YOUR ASSIGNMENT –
Each entry below should appear again exactly as written, without pictures.

Data items

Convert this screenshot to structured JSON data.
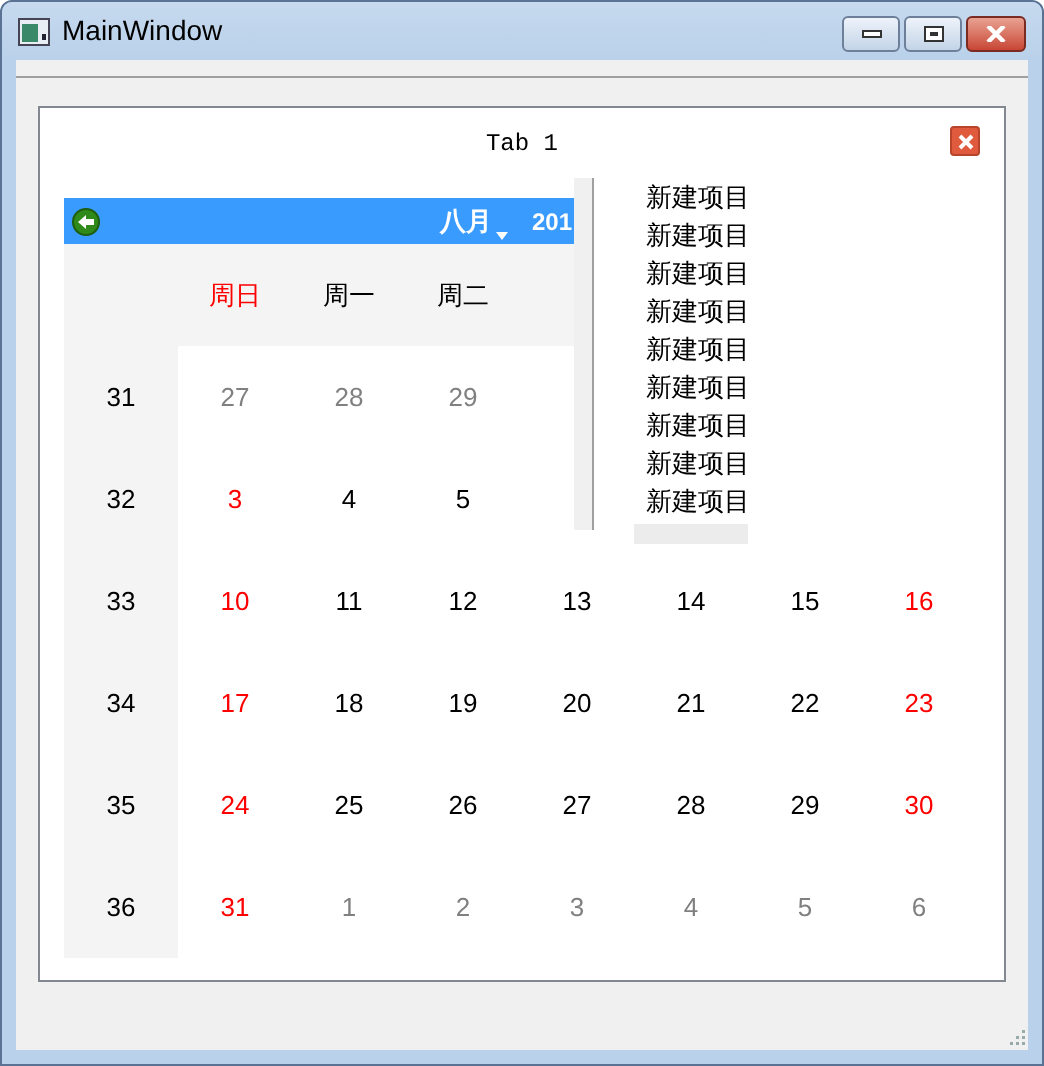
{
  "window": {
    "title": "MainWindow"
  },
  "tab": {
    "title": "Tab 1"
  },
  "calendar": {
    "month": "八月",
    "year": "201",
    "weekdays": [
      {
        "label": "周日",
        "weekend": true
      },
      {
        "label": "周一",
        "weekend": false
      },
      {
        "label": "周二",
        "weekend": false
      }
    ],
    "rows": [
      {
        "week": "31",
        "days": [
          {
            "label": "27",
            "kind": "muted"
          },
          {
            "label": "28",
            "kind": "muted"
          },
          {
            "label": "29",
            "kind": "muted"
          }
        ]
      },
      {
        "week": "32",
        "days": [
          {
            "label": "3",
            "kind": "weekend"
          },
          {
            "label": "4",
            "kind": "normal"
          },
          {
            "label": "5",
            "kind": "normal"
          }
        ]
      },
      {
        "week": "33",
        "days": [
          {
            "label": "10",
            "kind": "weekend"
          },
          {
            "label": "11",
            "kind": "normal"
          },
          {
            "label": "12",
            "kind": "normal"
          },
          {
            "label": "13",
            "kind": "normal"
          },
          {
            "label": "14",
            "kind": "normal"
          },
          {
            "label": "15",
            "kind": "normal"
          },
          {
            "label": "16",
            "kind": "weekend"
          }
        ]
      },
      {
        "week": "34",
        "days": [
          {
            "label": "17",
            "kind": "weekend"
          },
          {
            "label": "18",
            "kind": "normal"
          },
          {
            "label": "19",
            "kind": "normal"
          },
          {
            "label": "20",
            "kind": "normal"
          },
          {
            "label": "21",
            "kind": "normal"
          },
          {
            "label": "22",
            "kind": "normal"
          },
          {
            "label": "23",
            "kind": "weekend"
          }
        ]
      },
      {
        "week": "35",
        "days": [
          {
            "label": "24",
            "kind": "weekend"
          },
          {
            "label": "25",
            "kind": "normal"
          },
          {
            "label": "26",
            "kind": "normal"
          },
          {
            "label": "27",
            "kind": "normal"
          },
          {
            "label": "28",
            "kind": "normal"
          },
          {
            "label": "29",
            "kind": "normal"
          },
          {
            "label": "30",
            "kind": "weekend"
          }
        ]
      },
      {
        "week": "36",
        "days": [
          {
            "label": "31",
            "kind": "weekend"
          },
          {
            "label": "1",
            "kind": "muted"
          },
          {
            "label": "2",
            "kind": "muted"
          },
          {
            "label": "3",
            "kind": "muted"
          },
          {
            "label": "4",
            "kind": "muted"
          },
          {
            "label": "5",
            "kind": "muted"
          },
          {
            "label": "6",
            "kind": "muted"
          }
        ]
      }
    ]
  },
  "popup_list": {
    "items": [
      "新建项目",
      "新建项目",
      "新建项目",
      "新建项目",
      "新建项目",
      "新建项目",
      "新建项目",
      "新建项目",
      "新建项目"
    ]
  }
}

FINAL ANSWER –
Convert this screenshot to structured JSON data.
{
  "window": {
    "title": "MainWindow"
  },
  "tab": {
    "title": "Tab 1"
  },
  "calendar": {
    "month": "八月",
    "year": "201",
    "weekdays": [
      {
        "label": "周日",
        "weekend": true
      },
      {
        "label": "周一",
        "weekend": false
      },
      {
        "label": "周二",
        "weekend": false
      }
    ],
    "rows": [
      {
        "week": "31",
        "days": [
          {
            "label": "27",
            "kind": "muted"
          },
          {
            "label": "28",
            "kind": "muted"
          },
          {
            "label": "29",
            "kind": "muted"
          }
        ]
      },
      {
        "week": "32",
        "days": [
          {
            "label": "3",
            "kind": "weekend"
          },
          {
            "label": "4",
            "kind": "normal"
          },
          {
            "label": "5",
            "kind": "normal"
          }
        ]
      },
      {
        "week": "33",
        "days": [
          {
            "label": "10",
            "kind": "weekend"
          },
          {
            "label": "11",
            "kind": "normal"
          },
          {
            "label": "12",
            "kind": "normal"
          },
          {
            "label": "13",
            "kind": "normal"
          },
          {
            "label": "14",
            "kind": "normal"
          },
          {
            "label": "15",
            "kind": "normal"
          },
          {
            "label": "16",
            "kind": "weekend"
          }
        ]
      },
      {
        "week": "34",
        "days": [
          {
            "label": "17",
            "kind": "weekend"
          },
          {
            "label": "18",
            "kind": "normal"
          },
          {
            "label": "19",
            "kind": "normal"
          },
          {
            "label": "20",
            "kind": "normal"
          },
          {
            "label": "21",
            "kind": "normal"
          },
          {
            "label": "22",
            "kind": "normal"
          },
          {
            "label": "23",
            "kind": "weekend"
          }
        ]
      },
      {
        "week": "35",
        "days": [
          {
            "label": "24",
            "kind": "weekend"
          },
          {
            "label": "25",
            "kind": "normal"
          },
          {
            "label": "26",
            "kind": "normal"
          },
          {
            "label": "27",
            "kind": "normal"
          },
          {
            "label": "28",
            "kind": "normal"
          },
          {
            "label": "29",
            "kind": "normal"
          },
          {
            "label": "30",
            "kind": "weekend"
          }
        ]
      },
      {
        "week": "36",
        "days": [
          {
            "label": "31",
            "kind": "weekend"
          },
          {
            "label": "1",
            "kind": "muted"
          },
          {
            "label": "2",
            "kind": "muted"
          },
          {
            "label": "3",
            "kind": "muted"
          },
          {
            "label": "4",
            "kind": "muted"
          },
          {
            "label": "5",
            "kind": "muted"
          },
          {
            "label": "6",
            "kind": "muted"
          }
        ]
      }
    ]
  },
  "popup_list": {
    "items": [
      "新建项目",
      "新建项目",
      "新建项目",
      "新建项目",
      "新建项目",
      "新建项目",
      "新建项目",
      "新建项目",
      "新建项目"
    ]
  }
}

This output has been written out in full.